Segment Start: RECORDS TO USE
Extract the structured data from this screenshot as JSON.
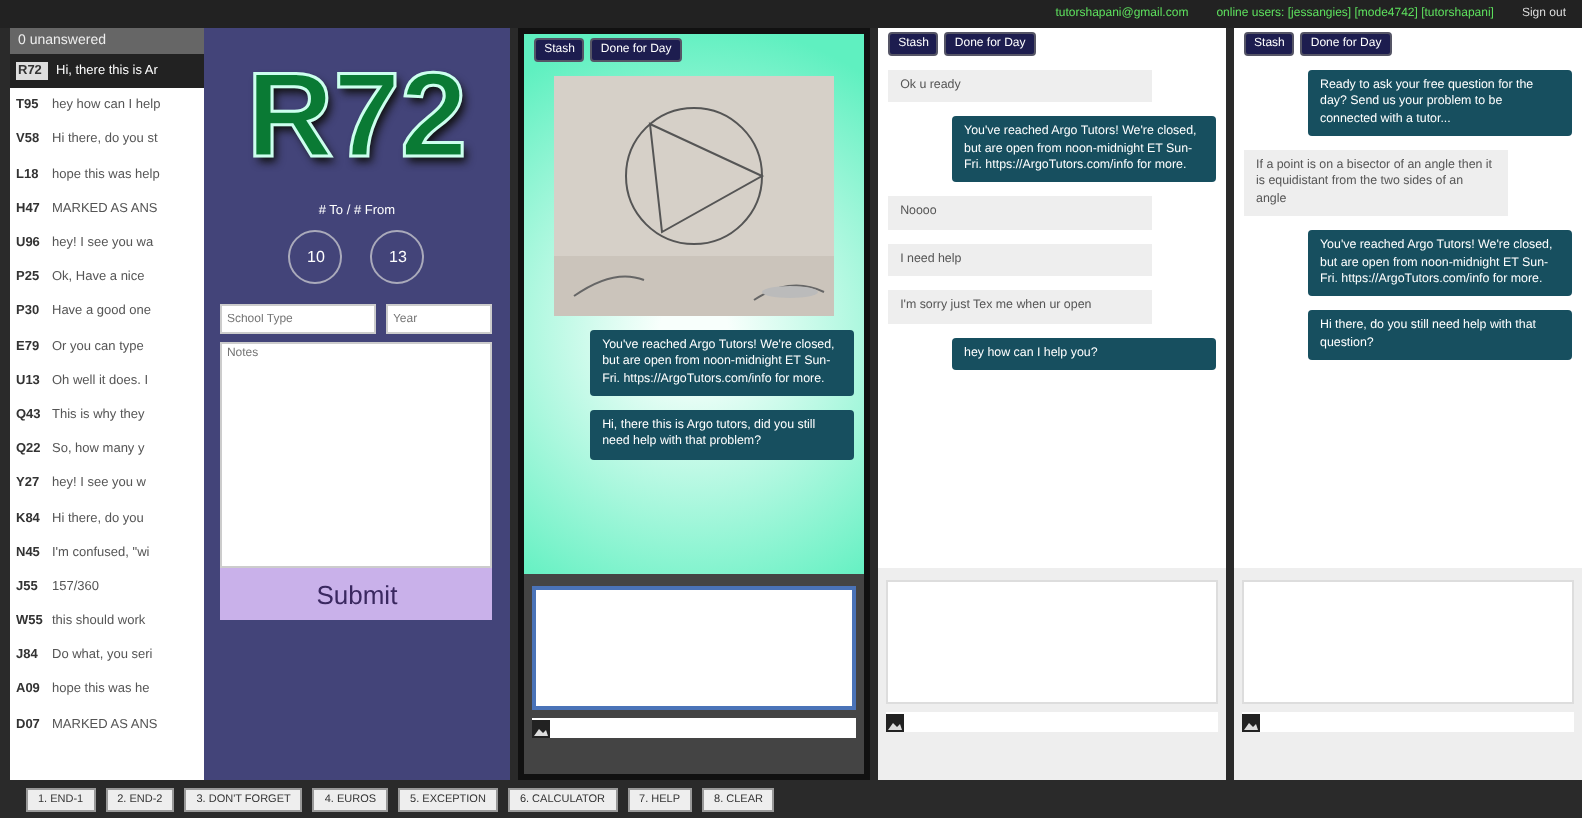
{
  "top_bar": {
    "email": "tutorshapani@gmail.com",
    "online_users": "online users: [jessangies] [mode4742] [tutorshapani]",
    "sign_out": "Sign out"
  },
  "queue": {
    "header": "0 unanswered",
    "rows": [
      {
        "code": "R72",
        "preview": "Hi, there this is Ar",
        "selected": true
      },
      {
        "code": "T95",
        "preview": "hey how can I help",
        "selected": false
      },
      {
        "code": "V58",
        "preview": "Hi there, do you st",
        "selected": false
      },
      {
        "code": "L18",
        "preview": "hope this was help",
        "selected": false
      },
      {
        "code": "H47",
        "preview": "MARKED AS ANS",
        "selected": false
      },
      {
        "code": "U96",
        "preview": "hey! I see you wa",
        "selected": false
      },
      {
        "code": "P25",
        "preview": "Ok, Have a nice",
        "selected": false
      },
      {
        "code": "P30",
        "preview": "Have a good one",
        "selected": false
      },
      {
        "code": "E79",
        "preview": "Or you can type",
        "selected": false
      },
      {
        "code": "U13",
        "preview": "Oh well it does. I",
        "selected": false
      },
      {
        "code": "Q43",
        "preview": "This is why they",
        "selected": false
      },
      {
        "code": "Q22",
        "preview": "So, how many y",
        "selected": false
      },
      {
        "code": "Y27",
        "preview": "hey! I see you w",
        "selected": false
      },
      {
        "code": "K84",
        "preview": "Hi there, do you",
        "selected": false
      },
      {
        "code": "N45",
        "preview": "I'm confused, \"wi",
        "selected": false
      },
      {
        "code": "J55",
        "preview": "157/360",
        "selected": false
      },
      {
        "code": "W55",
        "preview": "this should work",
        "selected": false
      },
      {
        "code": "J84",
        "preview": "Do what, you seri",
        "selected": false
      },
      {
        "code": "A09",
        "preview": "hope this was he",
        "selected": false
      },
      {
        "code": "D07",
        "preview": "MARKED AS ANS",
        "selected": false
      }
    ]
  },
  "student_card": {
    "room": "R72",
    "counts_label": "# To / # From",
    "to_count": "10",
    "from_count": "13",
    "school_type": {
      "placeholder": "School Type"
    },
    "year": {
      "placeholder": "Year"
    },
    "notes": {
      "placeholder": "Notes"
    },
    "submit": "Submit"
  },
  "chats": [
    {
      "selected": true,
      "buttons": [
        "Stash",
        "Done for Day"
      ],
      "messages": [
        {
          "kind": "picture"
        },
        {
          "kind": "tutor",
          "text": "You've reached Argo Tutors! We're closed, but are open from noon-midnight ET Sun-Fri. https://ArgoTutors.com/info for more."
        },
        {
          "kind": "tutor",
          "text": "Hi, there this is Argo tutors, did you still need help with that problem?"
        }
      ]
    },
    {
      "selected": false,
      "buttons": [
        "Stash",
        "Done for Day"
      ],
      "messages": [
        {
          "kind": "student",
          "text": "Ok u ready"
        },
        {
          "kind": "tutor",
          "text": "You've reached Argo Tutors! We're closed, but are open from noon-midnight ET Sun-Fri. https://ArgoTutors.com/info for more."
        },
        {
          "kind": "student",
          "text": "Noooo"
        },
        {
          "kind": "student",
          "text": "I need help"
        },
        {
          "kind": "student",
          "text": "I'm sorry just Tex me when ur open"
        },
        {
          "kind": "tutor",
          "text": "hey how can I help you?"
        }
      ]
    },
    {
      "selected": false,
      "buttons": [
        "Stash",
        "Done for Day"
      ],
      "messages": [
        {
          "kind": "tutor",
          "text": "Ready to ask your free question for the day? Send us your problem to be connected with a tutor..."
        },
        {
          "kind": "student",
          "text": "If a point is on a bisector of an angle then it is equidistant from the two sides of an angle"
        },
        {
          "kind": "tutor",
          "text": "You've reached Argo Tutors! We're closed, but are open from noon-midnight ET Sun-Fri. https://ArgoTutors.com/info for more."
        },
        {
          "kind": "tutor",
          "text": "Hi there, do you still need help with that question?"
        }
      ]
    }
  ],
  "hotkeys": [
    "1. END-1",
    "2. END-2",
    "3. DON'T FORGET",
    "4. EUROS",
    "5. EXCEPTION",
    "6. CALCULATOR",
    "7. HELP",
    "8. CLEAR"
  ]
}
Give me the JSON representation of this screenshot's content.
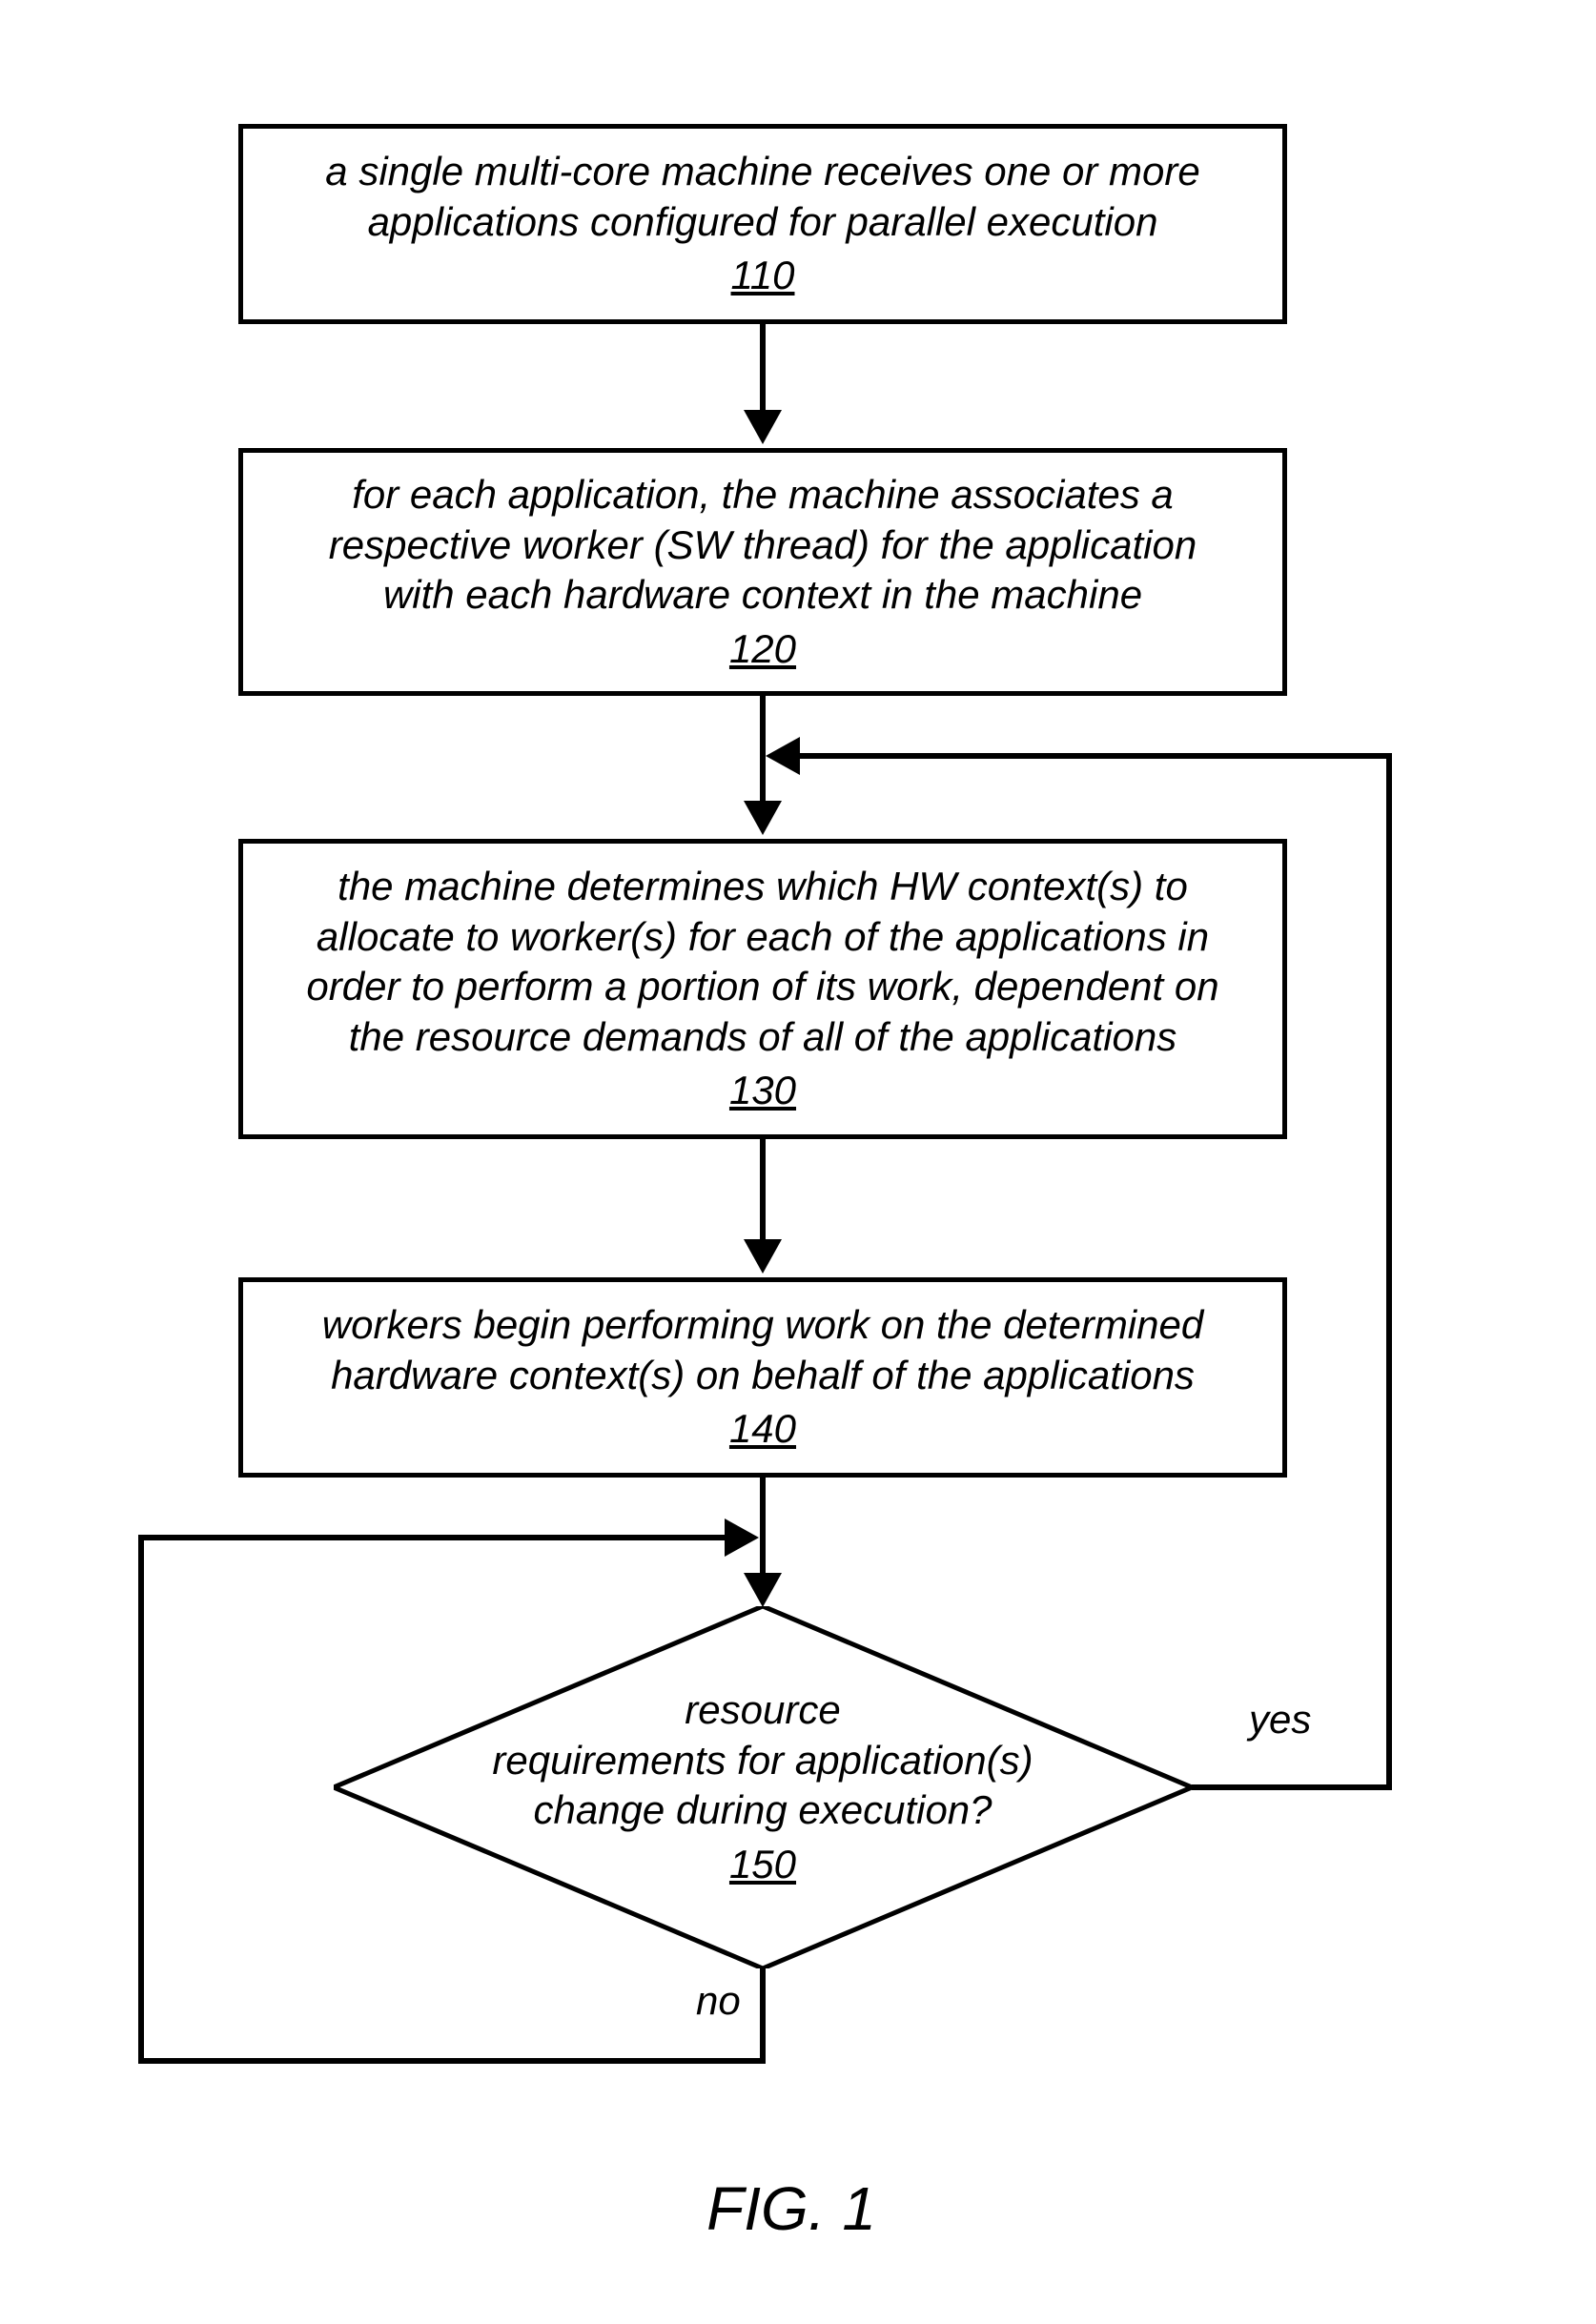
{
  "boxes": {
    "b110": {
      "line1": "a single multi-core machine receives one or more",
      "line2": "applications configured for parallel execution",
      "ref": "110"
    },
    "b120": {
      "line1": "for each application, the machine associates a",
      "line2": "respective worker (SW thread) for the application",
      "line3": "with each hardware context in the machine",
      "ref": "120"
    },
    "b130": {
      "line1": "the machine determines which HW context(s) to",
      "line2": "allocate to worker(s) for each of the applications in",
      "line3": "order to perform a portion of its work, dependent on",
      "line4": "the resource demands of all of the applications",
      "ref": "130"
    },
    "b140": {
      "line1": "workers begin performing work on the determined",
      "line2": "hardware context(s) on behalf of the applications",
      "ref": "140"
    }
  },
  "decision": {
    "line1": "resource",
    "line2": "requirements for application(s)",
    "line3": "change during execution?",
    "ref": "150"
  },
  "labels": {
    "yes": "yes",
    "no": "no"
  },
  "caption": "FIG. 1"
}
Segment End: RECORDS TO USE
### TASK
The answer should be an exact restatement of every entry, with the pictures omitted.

### RESULT
Extract the structured data from this screenshot as JSON.
{
  "top_bar": {
    "email": "tutorshapani@gmail.com",
    "online_users": "online users: [jessangies] [mode4742] [tutorshapani]",
    "sign_out": "Sign out"
  },
  "queue": {
    "header": "0 unanswered",
    "rows": [
      {
        "code": "R72",
        "preview": "Hi, there this is Ar",
        "selected": true
      },
      {
        "code": "T95",
        "preview": "hey how can I help",
        "selected": false
      },
      {
        "code": "V58",
        "preview": "Hi there, do you st",
        "selected": false
      },
      {
        "code": "L18",
        "preview": "hope this was help",
        "selected": false
      },
      {
        "code": "H47",
        "preview": "MARKED AS ANS",
        "selected": false
      },
      {
        "code": "U96",
        "preview": "hey! I see you wa",
        "selected": false
      },
      {
        "code": "P25",
        "preview": "Ok, Have a nice",
        "selected": false
      },
      {
        "code": "P30",
        "preview": "Have a good one",
        "selected": false
      },
      {
        "code": "E79",
        "preview": "Or you can type",
        "selected": false
      },
      {
        "code": "U13",
        "preview": "Oh well it does. I",
        "selected": false
      },
      {
        "code": "Q43",
        "preview": "This is why they",
        "selected": false
      },
      {
        "code": "Q22",
        "preview": "So, how many y",
        "selected": false
      },
      {
        "code": "Y27",
        "preview": "hey! I see you w",
        "selected": false
      },
      {
        "code": "K84",
        "preview": "Hi there, do you",
        "selected": false
      },
      {
        "code": "N45",
        "preview": "I'm confused, \"wi",
        "selected": false
      },
      {
        "code": "J55",
        "preview": "157/360",
        "selected": false
      },
      {
        "code": "W55",
        "preview": "this should work",
        "selected": false
      },
      {
        "code": "J84",
        "preview": "Do what, you seri",
        "selected": false
      },
      {
        "code": "A09",
        "preview": "hope this was he",
        "selected": false
      },
      {
        "code": "D07",
        "preview": "MARKED AS ANS",
        "selected": false
      }
    ]
  },
  "student_card": {
    "room": "R72",
    "counts_label": "# To / # From",
    "to_count": "10",
    "from_count": "13",
    "school_type": {
      "placeholder": "School Type"
    },
    "year": {
      "placeholder": "Year"
    },
    "notes": {
      "placeholder": "Notes"
    },
    "submit": "Submit"
  },
  "chats": [
    {
      "selected": true,
      "buttons": [
        "Stash",
        "Done for Day"
      ],
      "messages": [
        {
          "kind": "picture"
        },
        {
          "kind": "tutor",
          "text": "You've reached Argo Tutors! We're closed, but are open from noon-midnight ET Sun-Fri. https://ArgoTutors.com/info for more."
        },
        {
          "kind": "tutor",
          "text": "Hi, there this is Argo tutors, did you still need help with that problem?"
        }
      ]
    },
    {
      "selected": false,
      "buttons": [
        "Stash",
        "Done for Day"
      ],
      "messages": [
        {
          "kind": "student",
          "text": "Ok u ready"
        },
        {
          "kind": "tutor",
          "text": "You've reached Argo Tutors! We're closed, but are open from noon-midnight ET Sun-Fri. https://ArgoTutors.com/info for more."
        },
        {
          "kind": "student",
          "text": "Noooo"
        },
        {
          "kind": "student",
          "text": "I need help"
        },
        {
          "kind": "student",
          "text": "I'm sorry just Tex me when ur open"
        },
        {
          "kind": "tutor",
          "text": "hey how can I help you?"
        }
      ]
    },
    {
      "selected": false,
      "buttons": [
        "Stash",
        "Done for Day"
      ],
      "messages": [
        {
          "kind": "tutor",
          "text": "Ready to ask your free question for the day? Send us your problem to be connected with a tutor..."
        },
        {
          "kind": "student",
          "text": "If a point is on a bisector of an angle then it is equidistant from the two sides of an angle"
        },
        {
          "kind": "tutor",
          "text": "You've reached Argo Tutors! We're closed, but are open from noon-midnight ET Sun-Fri. https://ArgoTutors.com/info for more."
        },
        {
          "kind": "tutor",
          "text": "Hi there, do you still need help with that question?"
        }
      ]
    }
  ],
  "hotkeys": [
    "1. END-1",
    "2. END-2",
    "3. DON'T FORGET",
    "4. EUROS",
    "5. EXCEPTION",
    "6. CALCULATOR",
    "7. HELP",
    "8. CLEAR"
  ]
}
Give me the JSON representation of this screenshot's content.
{
  "boxes": {
    "b110": {
      "line1": "a single multi-core machine receives one or more",
      "line2": "applications configured for parallel execution",
      "ref": "110"
    },
    "b120": {
      "line1": "for each application, the machine associates a",
      "line2": "respective worker (SW thread) for the application",
      "line3": "with each hardware context in the machine",
      "ref": "120"
    },
    "b130": {
      "line1": "the machine determines which HW context(s) to",
      "line2": "allocate to worker(s) for each of the applications in",
      "line3": "order to perform a portion of its work, dependent on",
      "line4": "the resource demands of all of the applications",
      "ref": "130"
    },
    "b140": {
      "line1": "workers begin performing work on the determined",
      "line2": "hardware context(s) on behalf of the applications",
      "ref": "140"
    }
  },
  "decision": {
    "line1": "resource",
    "line2": "requirements for application(s)",
    "line3": "change during execution?",
    "ref": "150"
  },
  "labels": {
    "yes": "yes",
    "no": "no"
  },
  "caption": "FIG. 1"
}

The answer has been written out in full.